Q: Wow – you’re busy! Do you have anything that looks like “membership”? Most churches and synagogues have a process for joining and contributing. What does that look like in a Buddhist center such as Urban Dharma?
A: This group meets on Wednesday evenings. Each of them has made a commitment to three aspects of Buddhist life: outer, inner, and secret. “Outer” practice refers to a commitment of service. In this case, they all serve the Urban Dharma community in some way, usually by volunteering when the need arises. “Inner” practice refers to a commitment to Buddhist study, practice, and training. That means dedicating at least one hour a day, but this hour does not look the same for everyone. Practitioners might read, hike, meditate, or engage in some other activity. The important point is to find some way to focus on Dharma each day. And “secret” practice in this context refers to the essence of the practice. It does not mean that I am handing down esoteric secrets to a small group of followers. When talking about the essence of the practice, we are saying that each person should try to live the teachings of the Buddha throughout the day, regardless of what one is doing or the situation one is in.
So these are the basic teachings we present at Urban Dharma to those who have made a membership-type commitment. However, we maintain an attitude of deep respect for all Buddhist lineages, and we regularly host teachers from a variety of other traditions.
Q: Tell me a bit more about Tibetan Spirit, the store. What do you sell?
A: We sell all sorts of things related to Buddhist practice – prayer flags, sacred statues, prayer beads, thangka paintings, incense, and prayer wheels for example. We buy our goods from traditional, often family-based, artisans in Tibet and India, and we are committed to that part of our mission. Here in Asheville, you can buy Buddhist objects in nearly every store, regardless of what else they are selling! But many Buddhist practitioners and communities in the U.S. have limited access to such objects. As a result, much of our business is on-line, and I spend a certain part of my day packing and shipping merchandise.
Q: How does the packing/shipping aspect of your job suit you?
A: Actually, I don’t like paperwork, and I’ve recently hired someone to serve as Director of Operations. However, the packing part doesn’t really bother me. I see this as part of my Buddhist practice. It’s a way to share the ways of the Buddha with others, especially those who do not have any sort of Buddhist center nearby.
Q: So what happens with the money you make through Tibetan Spirit?
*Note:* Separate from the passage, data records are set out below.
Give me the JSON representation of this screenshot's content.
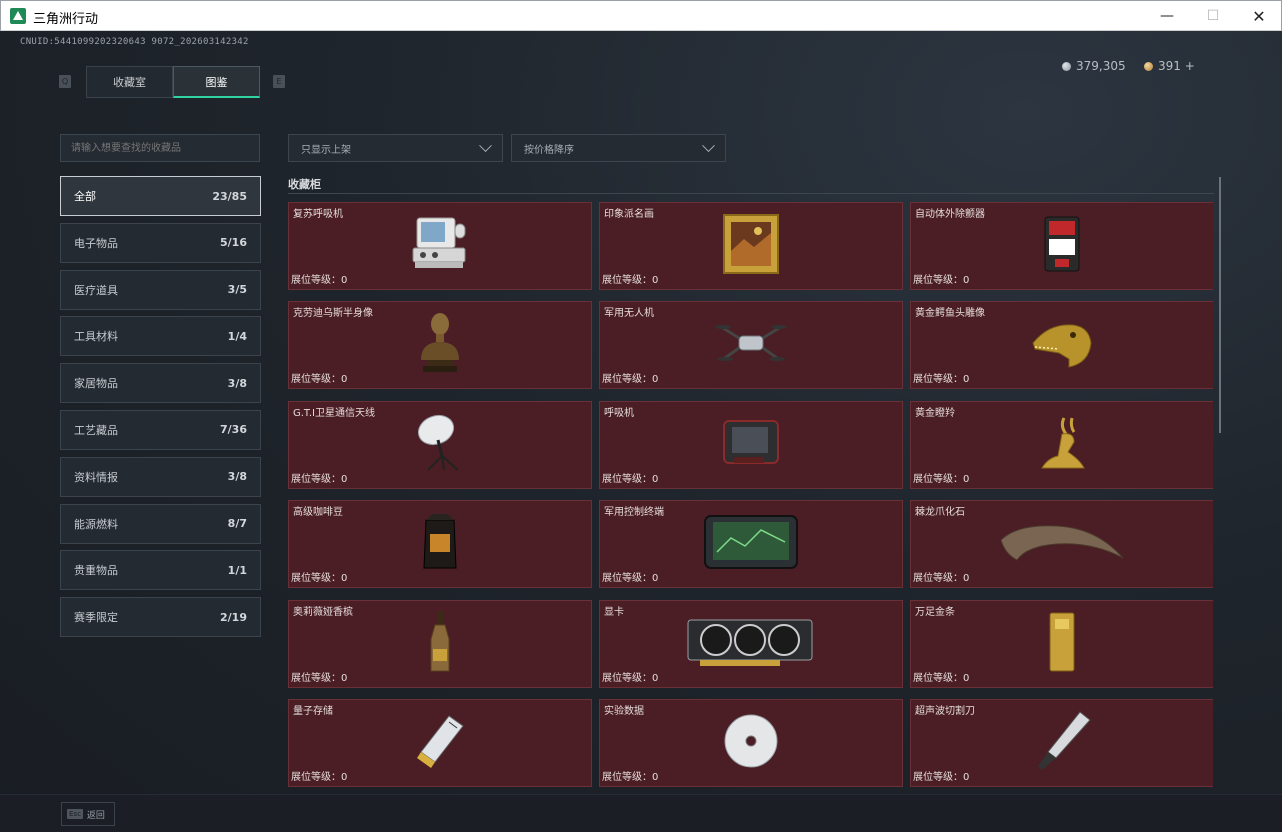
{
  "window": {
    "title": "三角洲行动",
    "min": "—",
    "max": "☐",
    "close": "✕"
  },
  "uid": "CNUID:5441099202320643 9072_202603142342",
  "currency": {
    "silver": "379,305",
    "gold": "391 +"
  },
  "hotkeys": {
    "prev": "Q",
    "next": "E"
  },
  "tabs": [
    {
      "label": "收藏室"
    },
    {
      "label": "图鉴"
    }
  ],
  "search": {
    "placeholder": "请输入想要查找的收藏品"
  },
  "filters": {
    "shelf": "只显示上架",
    "sort": "按价格降序"
  },
  "section": {
    "title": "收藏柜"
  },
  "categories": [
    {
      "label": "全部",
      "count": "23/85"
    },
    {
      "label": "电子物品",
      "count": "5/16"
    },
    {
      "label": "医疗道具",
      "count": "3/5"
    },
    {
      "label": "工具材料",
      "count": "1/4"
    },
    {
      "label": "家居物品",
      "count": "3/8"
    },
    {
      "label": "工艺藏品",
      "count": "7/36"
    },
    {
      "label": "资料情报",
      "count": "3/8"
    },
    {
      "label": "能源燃料",
      "count": "8/7"
    },
    {
      "label": "贵重物品",
      "count": "1/1"
    },
    {
      "label": "赛季限定",
      "count": "2/19"
    }
  ],
  "items": [
    {
      "name": "复苏呼吸机",
      "level": "展位等级：0",
      "icon": "respirator-icon"
    },
    {
      "name": "印象派名画",
      "level": "展位等级：0",
      "icon": "painting-icon"
    },
    {
      "name": "自动体外除颤器",
      "level": "展位等级：0",
      "icon": "defibrillator-icon"
    },
    {
      "name": "克劳迪乌斯半身像",
      "level": "展位等级：0",
      "icon": "bust-icon"
    },
    {
      "name": "军用无人机",
      "level": "展位等级：0",
      "icon": "drone-icon"
    },
    {
      "name": "黄金鳄鱼头雕像",
      "level": "展位等级：0",
      "icon": "crocodile-head-icon"
    },
    {
      "name": "G.T.I卫星通信天线",
      "level": "展位等级：0",
      "icon": "satellite-dish-icon"
    },
    {
      "name": "呼吸机",
      "level": "展位等级：0",
      "icon": "ventilator-icon"
    },
    {
      "name": "黄金瞪羚",
      "level": "展位等级：0",
      "icon": "gazelle-icon"
    },
    {
      "name": "高级咖啡豆",
      "level": "展位等级：0",
      "icon": "coffee-bag-icon"
    },
    {
      "name": "军用控制终端",
      "level": "展位等级：0",
      "icon": "terminal-icon"
    },
    {
      "name": "棘龙爪化石",
      "level": "展位等级：0",
      "icon": "claw-fossil-icon"
    },
    {
      "name": "奥莉薇娅香槟",
      "level": "展位等级：0",
      "icon": "champagne-icon"
    },
    {
      "name": "显卡",
      "level": "展位等级：0",
      "icon": "gpu-icon"
    },
    {
      "name": "万足金条",
      "level": "展位等级：0",
      "icon": "gold-bar-icon"
    },
    {
      "name": "量子存储",
      "level": "展位等级：0",
      "icon": "quantum-storage-icon"
    },
    {
      "name": "实验数据",
      "level": "展位等级：0",
      "icon": "disc-icon"
    },
    {
      "name": "超声波切割刀",
      "level": "展位等级：0",
      "icon": "ultrasonic-knife-icon"
    }
  ],
  "footer": {
    "key": "Esc",
    "label": "返回"
  },
  "colors": {
    "accent": "#2fd4a0",
    "card": "#4a1e24",
    "background": "#1e232a"
  }
}
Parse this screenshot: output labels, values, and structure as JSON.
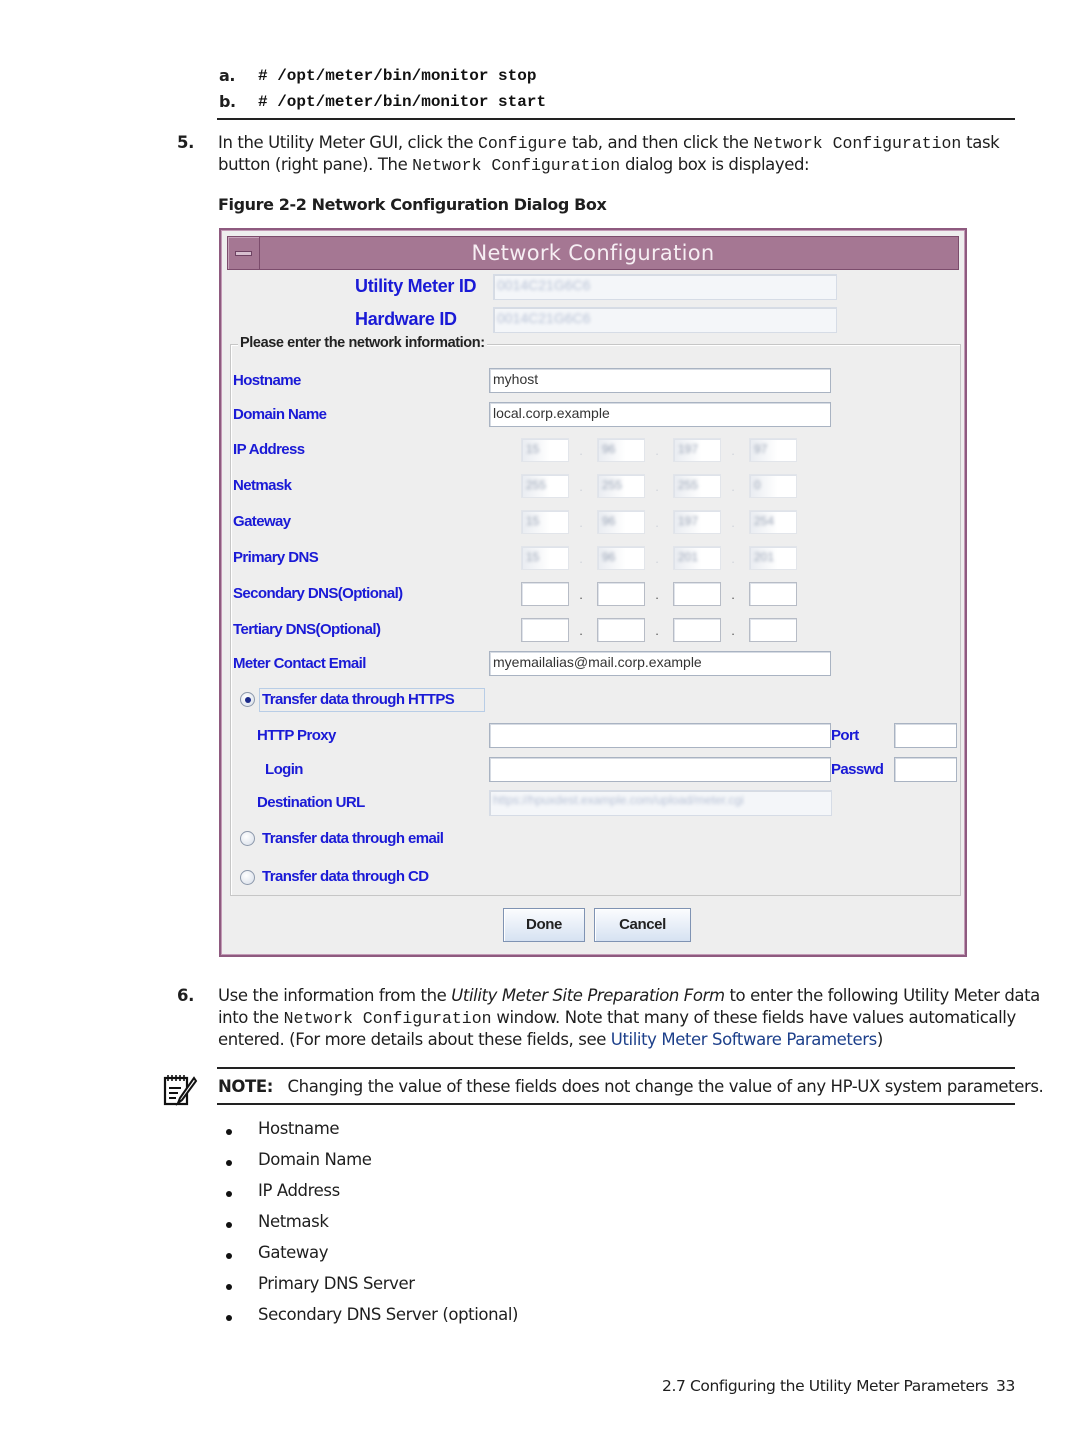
{
  "steps_sub": [
    {
      "marker": "a.",
      "command": "# /opt/meter/bin/monitor stop"
    },
    {
      "marker": "b.",
      "command": "# /opt/meter/bin/monitor start"
    }
  ],
  "step5": {
    "number": "5.",
    "t1": "In the Utility Meter GUI, click the ",
    "code1": "Configure",
    "t2": " tab, and then click the ",
    "code2": "Network Configuration",
    "t3": " task",
    "t4": "button (right pane). The ",
    "code3": "Network Configuration",
    "t5": " dialog box is displayed:"
  },
  "figure_caption": "Figure 2-2 Network Configuration Dialog Box",
  "dialog": {
    "title": "Network Configuration",
    "utility_meter_id_label": "Utility Meter ID",
    "utility_meter_id_value": "0014C21G6C6",
    "hardware_id_label": "Hardware ID",
    "hardware_id_value": "0014C21G6C6",
    "group_title": "Please enter the network information:",
    "hostname_label": "Hostname",
    "hostname_value": "myhost",
    "domain_label": "Domain Name",
    "domain_value": "local.corp.example",
    "ip_rows": [
      {
        "label": "IP Address",
        "octets": [
          "15",
          "96",
          "197",
          "97"
        ],
        "disabled": true
      },
      {
        "label": "Netmask",
        "octets": [
          "255",
          "255",
          "255",
          "0"
        ],
        "disabled": true
      },
      {
        "label": "Gateway",
        "octets": [
          "15",
          "96",
          "197",
          "254"
        ],
        "disabled": true
      },
      {
        "label": "Primary DNS",
        "octets": [
          "15",
          "96",
          "201",
          "201"
        ],
        "disabled": true
      },
      {
        "label": "Secondary DNS(Optional)",
        "octets": [
          "",
          "",
          "",
          ""
        ],
        "disabled": false
      },
      {
        "label": "Tertiary DNS(Optional)",
        "octets": [
          "",
          "",
          "",
          ""
        ],
        "disabled": false
      }
    ],
    "octet_separator": ".",
    "email_label": "Meter Contact Email",
    "email_value": "myemailalias@mail.corp.example",
    "radio_https": {
      "label": "Transfer data through HTTPS",
      "checked": true
    },
    "proxy_label": "HTTP Proxy",
    "proxy_value": "",
    "port_label": "Port",
    "port_value": "",
    "login_label": "Login",
    "login_value": "",
    "passwd_label": "Passwd",
    "passwd_value": "",
    "dest_url_label": "Destination URL",
    "dest_url_value": "https://hpuxdest.example.com/upload/meter.cgi",
    "radio_email": {
      "label": "Transfer data through email",
      "checked": false
    },
    "radio_cd": {
      "label": "Transfer data through CD",
      "checked": false
    },
    "done_label": "Done",
    "cancel_label": "Cancel"
  },
  "step6": {
    "number": "6.",
    "t1": "Use the information from the ",
    "italic": "Utility Meter Site Preparation Form",
    "t2": " to enter the following Utility Meter data",
    "t3": "into the ",
    "code": "Network Configuration",
    "t4": " window. Note that many of these fields have values automatically",
    "t5": "entered. (For more details about these fields, see ",
    "link": "Utility Meter Software Parameters",
    "t6": ")"
  },
  "note": {
    "icon": "note-pencil-icon",
    "label": "NOTE:",
    "text": "Changing the value of these fields does not change the value of any HP-UX system parameters."
  },
  "bullets": [
    "Hostname",
    "Domain Name",
    "IP Address",
    "Netmask",
    "Gateway",
    "Primary DNS Server",
    "Secondary DNS Server (optional)"
  ],
  "footer": {
    "section": "2.7 Configuring the Utility Meter Parameters",
    "page": "33"
  },
  "colors": {
    "label_blue": "#1a1ad6",
    "titlebar": "#a57793",
    "link": "#1c3f8a"
  }
}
A: The money we make supports monastic communities in the Himalayas, our own community here in Asheville, and other projects that reflect a desire to show compassion to all sentient beings.
Q: Anything else you would like to share with our readers?
A: Let’s see…right now we have an interesting program on the practice of Phowa which was developed through the Drikung lineage that I am a part of. During training, practitioners are taught to direct their consciousness toward the limitless light (Amitabha) at the moment of their death. In Tibet, people do this on their own or a teacher performs it on behalf of someone. Here in the U.S., however, the practice is not well-known or understood, so we are offering a six-week training program. The sessions are several weeks apart which provides time for participants to practice what they are learning before going deeper. The final session in May will involve an oral transmission of Phowa practice by a monk trained at a world-renowned Drikung monastery in Tibet.
Finally, I would like to remind people to check us out on line! We regularly post our Urban Dharma programs on that web site, and all of our merchandise can be purchased through the Tibetan Spirit site.
Many thanks to Hun Lye who is already in New York working on the sand mandala. He regularly posts about his adventures and upcoming programs on his Facebook page.
You can also listen to Hun Lye’s teachings via podcast or on You Tube. These links will get you started.